• _Problem_
Leaving out the images, repeat all the lines below exactly.

• _Data shown_
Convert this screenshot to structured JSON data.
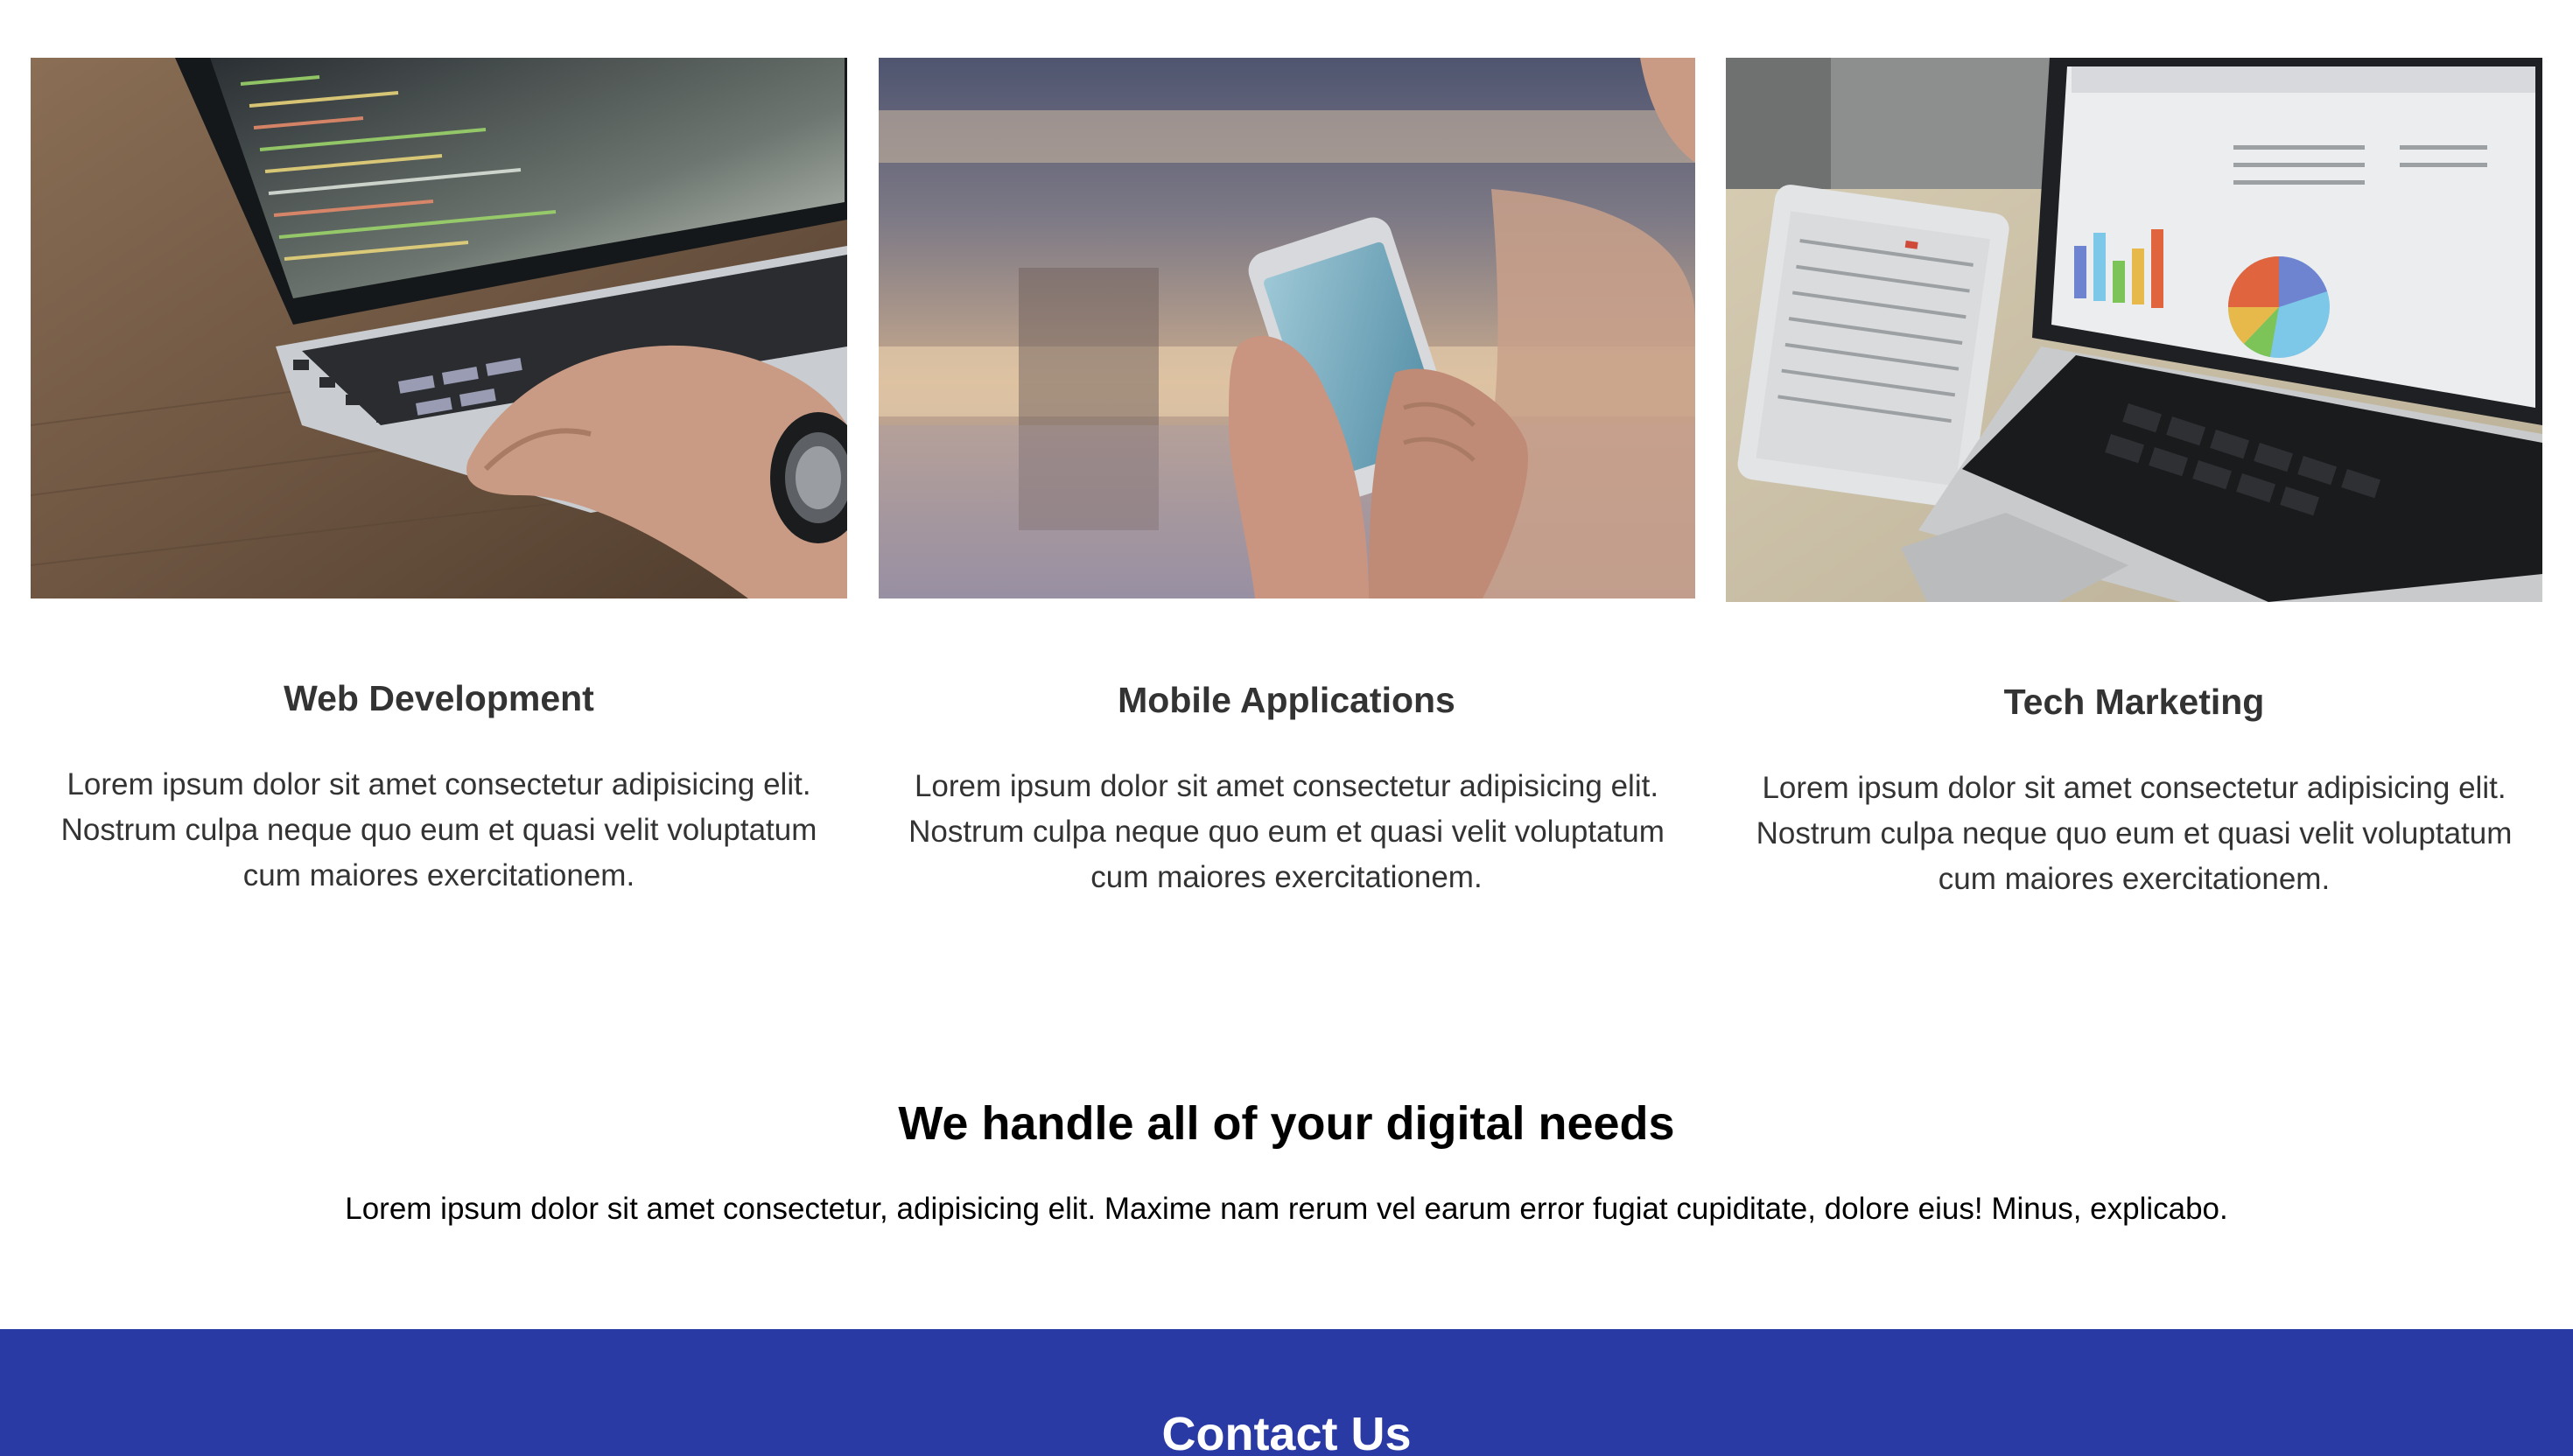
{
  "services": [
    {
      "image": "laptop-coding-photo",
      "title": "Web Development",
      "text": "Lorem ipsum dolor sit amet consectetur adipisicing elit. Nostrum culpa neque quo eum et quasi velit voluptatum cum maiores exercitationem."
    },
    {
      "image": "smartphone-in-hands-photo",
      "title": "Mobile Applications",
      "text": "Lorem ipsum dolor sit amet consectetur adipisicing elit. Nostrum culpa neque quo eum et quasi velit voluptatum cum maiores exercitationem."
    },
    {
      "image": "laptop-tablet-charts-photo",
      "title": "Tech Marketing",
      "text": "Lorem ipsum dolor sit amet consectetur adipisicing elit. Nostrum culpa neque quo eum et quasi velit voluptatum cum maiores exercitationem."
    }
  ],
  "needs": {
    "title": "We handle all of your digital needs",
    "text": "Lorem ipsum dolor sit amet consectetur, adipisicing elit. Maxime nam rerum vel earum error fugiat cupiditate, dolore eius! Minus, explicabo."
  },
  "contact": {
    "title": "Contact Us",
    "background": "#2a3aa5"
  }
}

• _Task output_
Convert this screenshot to structured JSON data.
{
  "services": [
    {
      "image": "laptop-coding-photo",
      "title": "Web Development",
      "text": "Lorem ipsum dolor sit amet consectetur adipisicing elit. Nostrum culpa neque quo eum et quasi velit voluptatum cum maiores exercitationem."
    },
    {
      "image": "smartphone-in-hands-photo",
      "title": "Mobile Applications",
      "text": "Lorem ipsum dolor sit amet consectetur adipisicing elit. Nostrum culpa neque quo eum et quasi velit voluptatum cum maiores exercitationem."
    },
    {
      "image": "laptop-tablet-charts-photo",
      "title": "Tech Marketing",
      "text": "Lorem ipsum dolor sit amet consectetur adipisicing elit. Nostrum culpa neque quo eum et quasi velit voluptatum cum maiores exercitationem."
    }
  ],
  "needs": {
    "title": "We handle all of your digital needs",
    "text": "Lorem ipsum dolor sit amet consectetur, adipisicing elit. Maxime nam rerum vel earum error fugiat cupiditate, dolore eius! Minus, explicabo."
  },
  "contact": {
    "title": "Contact Us",
    "background": "#2a3aa5"
  }
}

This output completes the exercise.